**Task instructions**
Scan the listing below for "단일수거", then report every line that has it.

··· Records for this exercise

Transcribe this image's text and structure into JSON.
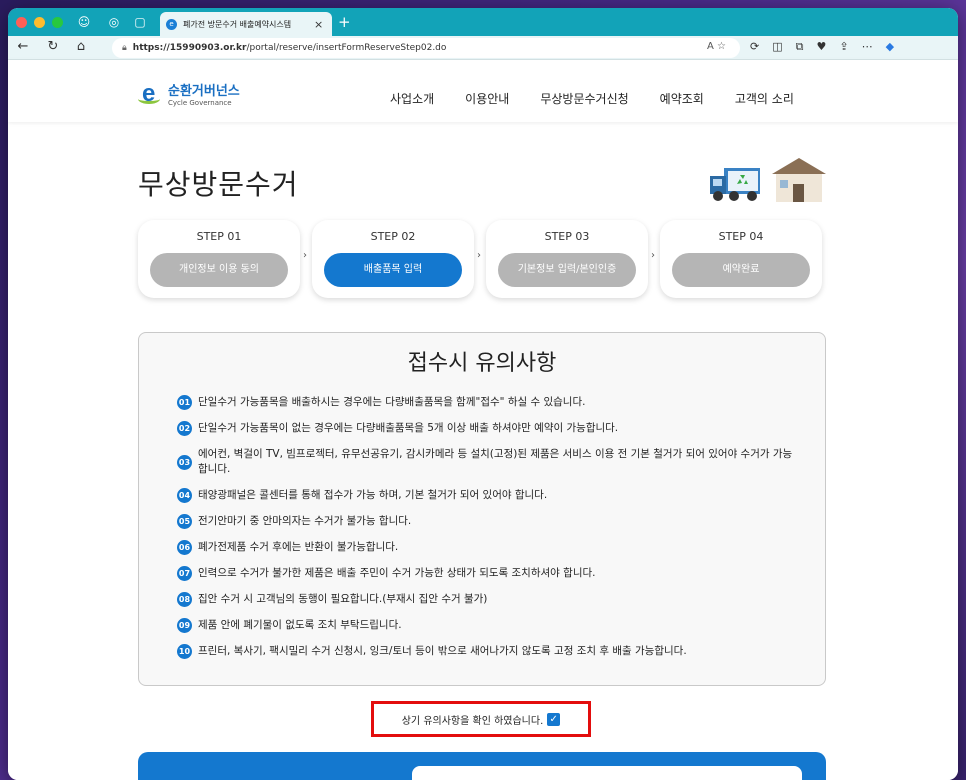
{
  "browser": {
    "tab_title": "폐가전 방문수거 배출예약시스템",
    "url_host": "https://15990903.or.kr",
    "url_path": "/portal/reserve/insertFormReserveStep02.do"
  },
  "site": {
    "logo_kr": "순환거버넌스",
    "logo_en": "Cycle Governance",
    "nav": [
      "사업소개",
      "이용안내",
      "무상방문수거신청",
      "예약조회",
      "고객의 소리"
    ],
    "page_title": "무상방문수거",
    "steps": [
      {
        "label": "STEP 01",
        "pill": "개인정보 이용 동의",
        "active": false
      },
      {
        "label": "STEP 02",
        "pill": "배출품목 입력",
        "active": true
      },
      {
        "label": "STEP 03",
        "pill": "기본정보 입력/본인인증",
        "active": false
      },
      {
        "label": "STEP 04",
        "pill": "예약완료",
        "active": false
      }
    ],
    "notice_title": "접수시 유의사항",
    "notices": [
      {
        "num": "01",
        "text": "단일수거 가능품목을 배출하시는 경우에는 다량배출품목을 함께\"접수\" 하실 수 있습니다."
      },
      {
        "num": "02",
        "text": "단일수거 가능품목이 없는 경우에는 다량배출품목을 5개 이상 배출 하셔야만 예약이 가능합니다."
      },
      {
        "num": "03",
        "text": "에어컨, 벽걸이 TV, 빔프로젝터, 유무선공유기, 감시카메라 등 설치(고정)된 제품은 서비스 이용 전 기본 철거가 되어 있어야 수거가 가능합니다."
      },
      {
        "num": "04",
        "text": "태양광패널은 콜센터를 통해 접수가 가능 하며, 기본 철거가 되어 있어야 합니다."
      },
      {
        "num": "05",
        "text": "전기안마기 중 안마의자는 수거가 불가능 합니다."
      },
      {
        "num": "06",
        "text": "폐가전제품 수거 후에는 반환이 불가능합니다."
      },
      {
        "num": "07",
        "text": "인력으로 수거가 불가한 제품은 배출 주민이 수거 가능한 상태가 되도록 조치하셔야 합니다."
      },
      {
        "num": "08",
        "text": "집안 수거 시 고객님의 동행이 필요합니다.(부재시 집안 수거 불가)"
      },
      {
        "num": "09",
        "text": "제품 안에 폐기물이 없도록 조치 부탁드립니다."
      },
      {
        "num": "10",
        "text": "프린터, 복사기, 팩시밀리 수거 신청시, 잉크/토너 등이 밖으로 새어나가지 않도록 고정 조치 후 배출 가능합니다."
      }
    ],
    "confirm_text": "상기 유의사항을 확인 하였습니다.",
    "confirm_checked": true
  },
  "colors": {
    "accent": "#1478cf",
    "highlight": "#e30d0d",
    "tabbar": "#12a3b8"
  }
}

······

**Result of the exercise**
        "text": "단일수거 가능품목을 배출하시는 경우에는 다량배출품목을 함께\"접수\" 하실 수 있습니다."
        "text": "단일수거 가능품목이 없는 경우에는 다량배출품목을 5개 이상 배출 하셔야만 예약이 가능합니다."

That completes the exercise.